- **Entries from a dataset of interfaces**
^^^^

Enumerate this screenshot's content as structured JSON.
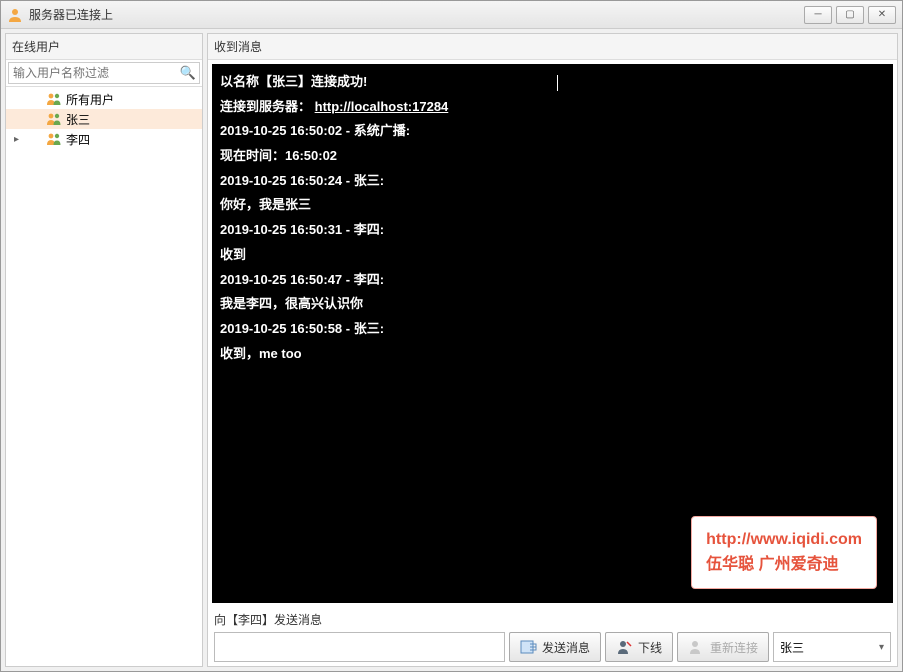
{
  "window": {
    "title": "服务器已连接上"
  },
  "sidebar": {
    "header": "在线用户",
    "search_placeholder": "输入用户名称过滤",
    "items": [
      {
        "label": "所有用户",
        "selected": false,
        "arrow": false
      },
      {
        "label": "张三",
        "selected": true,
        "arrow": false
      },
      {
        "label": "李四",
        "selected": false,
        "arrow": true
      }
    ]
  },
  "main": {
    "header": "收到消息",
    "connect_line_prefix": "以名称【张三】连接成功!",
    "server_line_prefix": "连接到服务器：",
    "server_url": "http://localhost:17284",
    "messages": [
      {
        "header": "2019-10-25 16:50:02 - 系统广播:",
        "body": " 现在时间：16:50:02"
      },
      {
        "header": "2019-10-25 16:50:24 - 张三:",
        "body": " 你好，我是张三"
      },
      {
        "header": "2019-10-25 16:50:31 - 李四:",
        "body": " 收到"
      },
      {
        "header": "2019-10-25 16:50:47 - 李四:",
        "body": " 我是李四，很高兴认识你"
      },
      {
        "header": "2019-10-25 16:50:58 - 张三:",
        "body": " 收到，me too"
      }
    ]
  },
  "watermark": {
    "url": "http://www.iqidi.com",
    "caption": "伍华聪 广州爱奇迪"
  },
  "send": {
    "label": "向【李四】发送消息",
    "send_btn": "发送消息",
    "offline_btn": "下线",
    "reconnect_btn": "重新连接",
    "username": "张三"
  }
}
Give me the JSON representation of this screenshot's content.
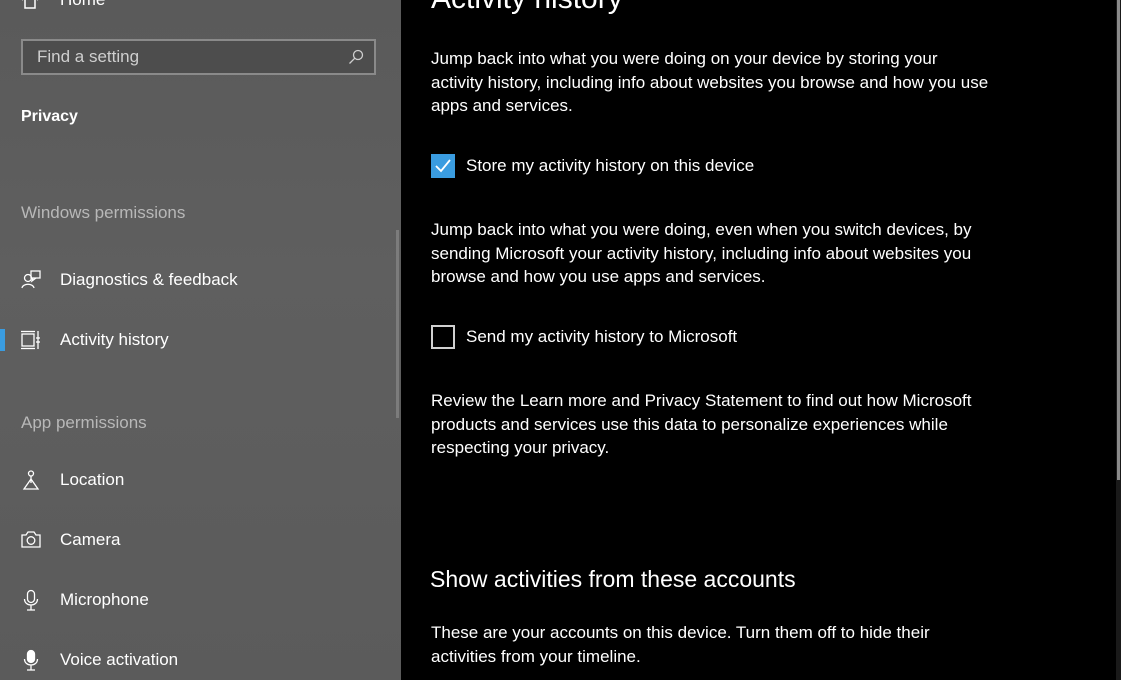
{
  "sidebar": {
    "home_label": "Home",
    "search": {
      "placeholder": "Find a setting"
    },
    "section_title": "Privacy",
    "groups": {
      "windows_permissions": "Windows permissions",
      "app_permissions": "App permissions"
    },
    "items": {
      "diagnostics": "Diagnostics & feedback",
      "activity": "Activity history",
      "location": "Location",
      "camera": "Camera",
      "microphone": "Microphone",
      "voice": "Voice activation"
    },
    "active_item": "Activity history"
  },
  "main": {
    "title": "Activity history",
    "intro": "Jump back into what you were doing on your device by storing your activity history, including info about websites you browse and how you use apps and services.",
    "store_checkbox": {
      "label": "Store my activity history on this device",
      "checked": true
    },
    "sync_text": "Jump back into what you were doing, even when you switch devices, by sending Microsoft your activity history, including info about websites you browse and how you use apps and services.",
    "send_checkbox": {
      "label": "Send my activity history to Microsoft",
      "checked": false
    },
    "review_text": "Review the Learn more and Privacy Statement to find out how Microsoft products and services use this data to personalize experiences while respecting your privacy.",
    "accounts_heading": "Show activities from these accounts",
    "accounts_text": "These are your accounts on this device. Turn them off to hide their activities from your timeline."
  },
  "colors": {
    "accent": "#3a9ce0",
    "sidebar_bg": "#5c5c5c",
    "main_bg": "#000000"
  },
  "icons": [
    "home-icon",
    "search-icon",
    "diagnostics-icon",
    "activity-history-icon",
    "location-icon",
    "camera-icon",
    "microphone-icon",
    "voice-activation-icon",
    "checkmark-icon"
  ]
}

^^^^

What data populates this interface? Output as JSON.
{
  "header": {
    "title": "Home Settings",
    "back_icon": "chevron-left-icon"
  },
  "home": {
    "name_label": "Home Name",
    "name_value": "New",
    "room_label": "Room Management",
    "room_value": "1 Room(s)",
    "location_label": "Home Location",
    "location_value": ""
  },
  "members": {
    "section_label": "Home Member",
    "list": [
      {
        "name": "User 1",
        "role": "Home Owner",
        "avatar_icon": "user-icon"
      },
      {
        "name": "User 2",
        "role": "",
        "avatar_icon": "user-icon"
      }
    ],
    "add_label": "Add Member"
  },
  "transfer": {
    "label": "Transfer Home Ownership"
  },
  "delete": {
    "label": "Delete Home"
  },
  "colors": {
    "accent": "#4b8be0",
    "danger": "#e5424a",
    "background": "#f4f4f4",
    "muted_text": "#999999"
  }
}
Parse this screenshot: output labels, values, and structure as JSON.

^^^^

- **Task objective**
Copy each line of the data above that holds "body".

- **Solution to this problem**
        "body": " 现在时间：16:50:02"
        "body": " 你好，我是张三"
        "body": " 收到"
        "body": " 我是李四，很高兴认识你"
        "body": " 收到，me too"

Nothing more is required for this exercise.